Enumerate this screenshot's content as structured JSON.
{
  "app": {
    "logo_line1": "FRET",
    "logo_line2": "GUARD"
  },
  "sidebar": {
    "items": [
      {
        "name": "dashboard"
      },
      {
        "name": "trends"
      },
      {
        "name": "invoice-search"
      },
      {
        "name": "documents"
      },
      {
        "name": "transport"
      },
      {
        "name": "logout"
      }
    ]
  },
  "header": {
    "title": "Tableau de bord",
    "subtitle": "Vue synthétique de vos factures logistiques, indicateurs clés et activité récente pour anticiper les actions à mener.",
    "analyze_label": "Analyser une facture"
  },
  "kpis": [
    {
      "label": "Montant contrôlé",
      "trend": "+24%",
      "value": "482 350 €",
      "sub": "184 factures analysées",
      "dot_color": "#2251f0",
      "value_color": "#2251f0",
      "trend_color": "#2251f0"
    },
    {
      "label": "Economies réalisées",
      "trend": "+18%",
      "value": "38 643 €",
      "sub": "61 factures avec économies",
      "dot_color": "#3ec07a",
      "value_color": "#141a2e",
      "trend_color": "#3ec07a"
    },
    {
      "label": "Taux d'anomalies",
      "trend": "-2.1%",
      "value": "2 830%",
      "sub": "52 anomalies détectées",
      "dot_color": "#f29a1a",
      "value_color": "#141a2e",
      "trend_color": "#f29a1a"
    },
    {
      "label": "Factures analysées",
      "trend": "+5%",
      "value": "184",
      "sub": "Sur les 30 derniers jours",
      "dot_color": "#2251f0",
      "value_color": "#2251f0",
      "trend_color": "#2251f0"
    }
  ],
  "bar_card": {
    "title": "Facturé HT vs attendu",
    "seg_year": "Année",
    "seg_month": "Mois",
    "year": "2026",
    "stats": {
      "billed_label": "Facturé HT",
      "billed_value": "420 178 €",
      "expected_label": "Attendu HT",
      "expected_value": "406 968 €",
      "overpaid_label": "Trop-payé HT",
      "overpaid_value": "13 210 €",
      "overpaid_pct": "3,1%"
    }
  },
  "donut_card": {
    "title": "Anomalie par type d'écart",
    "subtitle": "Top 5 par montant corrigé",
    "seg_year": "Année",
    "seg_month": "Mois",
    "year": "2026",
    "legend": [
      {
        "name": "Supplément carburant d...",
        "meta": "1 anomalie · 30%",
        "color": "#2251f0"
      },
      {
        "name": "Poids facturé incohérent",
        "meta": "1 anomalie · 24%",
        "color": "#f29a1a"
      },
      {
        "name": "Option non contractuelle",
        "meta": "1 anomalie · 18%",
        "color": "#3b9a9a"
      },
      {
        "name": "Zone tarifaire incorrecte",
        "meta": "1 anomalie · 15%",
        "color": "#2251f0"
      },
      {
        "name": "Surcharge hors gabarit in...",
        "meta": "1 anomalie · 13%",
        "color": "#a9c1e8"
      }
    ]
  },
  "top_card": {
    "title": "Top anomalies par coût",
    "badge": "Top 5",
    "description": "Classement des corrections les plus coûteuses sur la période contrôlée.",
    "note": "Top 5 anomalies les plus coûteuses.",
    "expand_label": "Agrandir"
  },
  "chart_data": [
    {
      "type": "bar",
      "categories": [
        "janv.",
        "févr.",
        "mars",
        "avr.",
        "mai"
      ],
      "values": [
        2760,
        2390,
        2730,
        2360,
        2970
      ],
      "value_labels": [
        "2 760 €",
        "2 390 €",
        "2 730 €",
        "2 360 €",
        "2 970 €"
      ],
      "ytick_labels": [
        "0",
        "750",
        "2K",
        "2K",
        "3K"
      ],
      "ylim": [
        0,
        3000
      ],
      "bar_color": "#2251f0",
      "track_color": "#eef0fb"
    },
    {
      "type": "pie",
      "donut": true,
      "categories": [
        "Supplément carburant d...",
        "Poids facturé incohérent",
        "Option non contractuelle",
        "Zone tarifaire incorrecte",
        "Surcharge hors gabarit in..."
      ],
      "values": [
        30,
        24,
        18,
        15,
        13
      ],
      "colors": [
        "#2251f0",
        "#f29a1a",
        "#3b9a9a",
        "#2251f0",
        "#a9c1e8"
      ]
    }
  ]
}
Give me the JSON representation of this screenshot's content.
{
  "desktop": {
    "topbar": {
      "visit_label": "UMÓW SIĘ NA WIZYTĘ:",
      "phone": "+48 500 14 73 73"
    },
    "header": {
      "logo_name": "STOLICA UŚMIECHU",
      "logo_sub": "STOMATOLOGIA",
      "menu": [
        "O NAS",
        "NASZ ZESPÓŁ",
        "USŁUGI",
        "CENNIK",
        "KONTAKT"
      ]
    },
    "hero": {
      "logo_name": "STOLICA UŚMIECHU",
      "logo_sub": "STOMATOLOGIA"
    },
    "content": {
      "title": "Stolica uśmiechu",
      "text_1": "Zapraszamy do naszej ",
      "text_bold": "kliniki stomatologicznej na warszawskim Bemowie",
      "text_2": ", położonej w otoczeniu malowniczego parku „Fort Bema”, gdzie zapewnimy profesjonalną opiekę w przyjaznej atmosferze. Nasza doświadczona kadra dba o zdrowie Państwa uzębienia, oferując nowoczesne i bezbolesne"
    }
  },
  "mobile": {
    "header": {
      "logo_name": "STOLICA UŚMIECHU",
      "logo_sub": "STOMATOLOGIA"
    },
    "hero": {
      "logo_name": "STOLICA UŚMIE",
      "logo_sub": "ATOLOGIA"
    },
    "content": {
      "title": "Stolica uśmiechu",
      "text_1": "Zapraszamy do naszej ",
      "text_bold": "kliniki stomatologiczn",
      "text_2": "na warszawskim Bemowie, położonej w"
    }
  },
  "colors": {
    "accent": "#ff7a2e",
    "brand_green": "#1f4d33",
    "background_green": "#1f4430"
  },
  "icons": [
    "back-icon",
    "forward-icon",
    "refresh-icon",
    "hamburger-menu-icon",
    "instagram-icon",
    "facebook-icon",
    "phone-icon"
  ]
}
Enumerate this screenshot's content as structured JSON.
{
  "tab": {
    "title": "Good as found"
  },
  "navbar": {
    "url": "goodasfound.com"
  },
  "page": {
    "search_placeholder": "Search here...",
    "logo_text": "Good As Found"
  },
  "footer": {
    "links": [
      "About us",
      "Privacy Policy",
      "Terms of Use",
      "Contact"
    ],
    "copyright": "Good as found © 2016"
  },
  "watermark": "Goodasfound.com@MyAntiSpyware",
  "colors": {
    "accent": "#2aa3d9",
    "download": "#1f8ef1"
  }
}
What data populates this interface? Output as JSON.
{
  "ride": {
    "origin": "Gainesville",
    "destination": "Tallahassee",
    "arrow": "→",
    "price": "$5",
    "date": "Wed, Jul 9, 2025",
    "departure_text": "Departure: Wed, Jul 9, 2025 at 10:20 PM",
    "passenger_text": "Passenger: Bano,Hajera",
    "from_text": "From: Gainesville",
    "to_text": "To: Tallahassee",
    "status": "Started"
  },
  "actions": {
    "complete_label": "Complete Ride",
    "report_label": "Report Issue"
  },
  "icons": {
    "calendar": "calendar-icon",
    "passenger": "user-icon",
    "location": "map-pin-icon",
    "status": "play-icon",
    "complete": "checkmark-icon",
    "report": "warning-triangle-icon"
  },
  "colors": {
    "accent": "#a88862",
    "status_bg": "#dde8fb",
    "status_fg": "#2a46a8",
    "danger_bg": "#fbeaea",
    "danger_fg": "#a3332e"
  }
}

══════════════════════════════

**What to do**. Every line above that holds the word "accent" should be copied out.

**Result**.
    "accent": "#ff7a2e",
    "accent": "#2aa3d9",
    "accent": "#a88862",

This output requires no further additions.